What we have here is a topic that, put plainly, generates controversy. It’s a point of contention, no doubt, because even though it has more than seven million users each year, if you search Google Trends (an application that measures internet searches for interest over time) for “SharePoint alternatives”, you’ll see that, since 2011, that interest hasn’t come down below 50 points.
It looks like we’re all divided on the topic. We suppliers in the ECM sector find ourselves either having to align ourselves with SharePoint, or having to declare war on them, and users seem to find themselves in the same spot.
So are there alternatives to SharePoint, or not?
Well, for those of you who have reached this blog looking for answers to that question, I’d say yes, but it depends on what we’re talking about. SharePoint isn’t just an Enterprise Content Management platform; neither it is just support for social networks. The problem is that SharePoint is many things at once; and if we talk about alternatives, the answers change, depending on the aspect of SharePoint that we dislike.
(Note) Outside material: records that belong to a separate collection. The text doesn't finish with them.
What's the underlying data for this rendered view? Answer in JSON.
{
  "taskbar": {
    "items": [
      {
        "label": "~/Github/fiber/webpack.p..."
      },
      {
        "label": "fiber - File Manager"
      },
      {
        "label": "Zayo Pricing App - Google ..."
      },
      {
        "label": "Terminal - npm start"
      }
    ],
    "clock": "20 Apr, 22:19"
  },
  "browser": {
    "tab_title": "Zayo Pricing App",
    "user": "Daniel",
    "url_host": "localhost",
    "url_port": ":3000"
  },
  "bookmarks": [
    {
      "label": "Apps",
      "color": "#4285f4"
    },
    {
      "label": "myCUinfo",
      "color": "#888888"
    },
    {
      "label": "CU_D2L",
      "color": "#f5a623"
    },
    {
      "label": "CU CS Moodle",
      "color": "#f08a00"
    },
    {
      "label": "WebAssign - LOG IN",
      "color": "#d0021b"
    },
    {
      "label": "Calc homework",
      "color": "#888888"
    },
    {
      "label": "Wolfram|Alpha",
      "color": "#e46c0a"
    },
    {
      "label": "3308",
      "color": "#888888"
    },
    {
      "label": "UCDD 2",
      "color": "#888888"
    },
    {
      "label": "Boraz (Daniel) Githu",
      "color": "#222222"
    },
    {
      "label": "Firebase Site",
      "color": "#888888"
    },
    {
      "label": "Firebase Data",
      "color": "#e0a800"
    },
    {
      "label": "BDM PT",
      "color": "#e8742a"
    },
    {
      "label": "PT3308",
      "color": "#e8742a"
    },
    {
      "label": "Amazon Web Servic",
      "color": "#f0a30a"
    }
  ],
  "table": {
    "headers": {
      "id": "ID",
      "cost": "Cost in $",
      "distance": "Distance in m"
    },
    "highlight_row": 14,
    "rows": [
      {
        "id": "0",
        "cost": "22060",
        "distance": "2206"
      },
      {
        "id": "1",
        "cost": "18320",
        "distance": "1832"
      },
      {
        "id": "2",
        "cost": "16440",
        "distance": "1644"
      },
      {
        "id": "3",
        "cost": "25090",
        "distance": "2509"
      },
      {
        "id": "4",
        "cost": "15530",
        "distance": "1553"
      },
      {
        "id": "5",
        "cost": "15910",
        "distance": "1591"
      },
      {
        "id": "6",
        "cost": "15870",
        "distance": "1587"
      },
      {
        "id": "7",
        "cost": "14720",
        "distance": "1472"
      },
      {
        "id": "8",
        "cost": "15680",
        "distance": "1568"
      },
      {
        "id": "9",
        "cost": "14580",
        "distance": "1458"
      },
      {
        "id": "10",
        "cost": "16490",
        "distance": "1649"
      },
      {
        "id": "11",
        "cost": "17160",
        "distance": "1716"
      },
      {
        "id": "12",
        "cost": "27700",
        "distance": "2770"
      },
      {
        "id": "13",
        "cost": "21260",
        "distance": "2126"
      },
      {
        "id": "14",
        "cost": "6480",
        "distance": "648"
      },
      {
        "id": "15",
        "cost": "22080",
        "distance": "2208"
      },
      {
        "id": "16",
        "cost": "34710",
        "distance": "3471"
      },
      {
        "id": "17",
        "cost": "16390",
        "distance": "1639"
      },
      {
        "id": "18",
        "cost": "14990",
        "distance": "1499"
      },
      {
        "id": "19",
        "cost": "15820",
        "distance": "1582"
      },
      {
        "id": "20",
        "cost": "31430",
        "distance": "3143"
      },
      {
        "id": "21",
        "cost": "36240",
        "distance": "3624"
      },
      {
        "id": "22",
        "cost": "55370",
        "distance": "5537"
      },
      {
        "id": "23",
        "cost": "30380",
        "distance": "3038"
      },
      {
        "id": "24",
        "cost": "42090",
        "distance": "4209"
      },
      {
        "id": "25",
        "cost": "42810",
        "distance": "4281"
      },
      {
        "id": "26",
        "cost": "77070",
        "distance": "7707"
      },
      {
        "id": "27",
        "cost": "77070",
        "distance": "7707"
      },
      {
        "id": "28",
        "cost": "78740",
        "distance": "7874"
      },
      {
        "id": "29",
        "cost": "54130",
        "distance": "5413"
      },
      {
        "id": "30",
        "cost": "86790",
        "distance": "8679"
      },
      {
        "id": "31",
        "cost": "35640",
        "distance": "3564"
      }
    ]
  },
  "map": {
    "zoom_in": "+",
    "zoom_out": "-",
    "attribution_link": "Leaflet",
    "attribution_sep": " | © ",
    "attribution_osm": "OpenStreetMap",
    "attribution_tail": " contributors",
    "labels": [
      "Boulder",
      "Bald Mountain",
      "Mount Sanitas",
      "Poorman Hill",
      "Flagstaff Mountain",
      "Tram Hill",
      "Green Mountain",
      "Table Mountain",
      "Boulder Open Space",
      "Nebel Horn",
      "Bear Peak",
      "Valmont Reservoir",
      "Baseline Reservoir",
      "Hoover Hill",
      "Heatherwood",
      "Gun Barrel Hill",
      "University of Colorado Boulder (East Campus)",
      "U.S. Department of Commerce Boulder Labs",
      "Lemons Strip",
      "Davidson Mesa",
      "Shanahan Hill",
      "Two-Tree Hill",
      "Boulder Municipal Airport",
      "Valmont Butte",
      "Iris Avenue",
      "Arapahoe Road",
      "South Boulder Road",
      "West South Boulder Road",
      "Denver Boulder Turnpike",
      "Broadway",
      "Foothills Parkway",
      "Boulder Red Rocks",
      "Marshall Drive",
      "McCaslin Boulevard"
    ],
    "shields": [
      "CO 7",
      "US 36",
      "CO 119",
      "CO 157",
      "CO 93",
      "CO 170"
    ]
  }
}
If we’re looking for an alternative in the widest possible sense, I’d say that Alfresco is the solution that’s closest to SharePoint. Alfresco’s web content services permit the acceptable creation of web material; what’s more, they permit integration with pure CMSs like Drupal and Liferay, too. But if we only want to improve this part of SharePoint, you probably don’t have to stop working with SharePoint – you just need to find integration alternatives. In this post, for example, there are some interesting options to complement SharePoint in Content Management Systems. Thanks to “CMIS power” these integrations are becoming increasingly common.
If we’re speaking strictly about Enterprise Content Management, Alfresco is a perfectly considerable option and it’s more cost-friendly…although, as we’ve mentioned in our “The two main alternatives to SharePoint: Nuxeo and Alfresco” post, there are also other options that are pretty powerful and much more affordable than Alfresco is.
Finally, if we’re just talking about a simple collaboration tool, this is probably where SharePoint has the greatest advantage, not just for its own characteristics, but also for its strategic plays, such as the acquisition of Yammer and for its compatibility with other fantastic Microsoft tools, such as IM an Expert, which give real meaning to the value of social networks in the work place. Alfresco can provide you with collaboration tools that are more focused on document management (integration with office software suites such as Microsoft Office, or other online collaboration tools for documents, such as Google Drive), and with web content management (forums, wikis, FAQs, comments, notifications, feeds, blogs, etc.) Nuxeo also gives your similar features. Here, we’d have to think about the way in which we’d want an alternative for collaboration in SharePoint; at best, maybe all that’s needed is an Enterprise Social Networking platform, of which there are many and some of which, like Elgg, are open-source (although Elgg, specifically, provides a lot of advantages, customizing it can be a pain in the neck.)
NOTE: With these kinds of posts, I always want to make clear that Athento isn’t a participant in this debate: we’re neither pro- nor anti-SharePoint. The value of Athento comes from understanding documents, which is not the business that SharePoint is in. We dedicate ourselves to extracting information of value from documents by using smart document capture, which is nothing more than an added value for any business, whether that business uses SharePoint or not.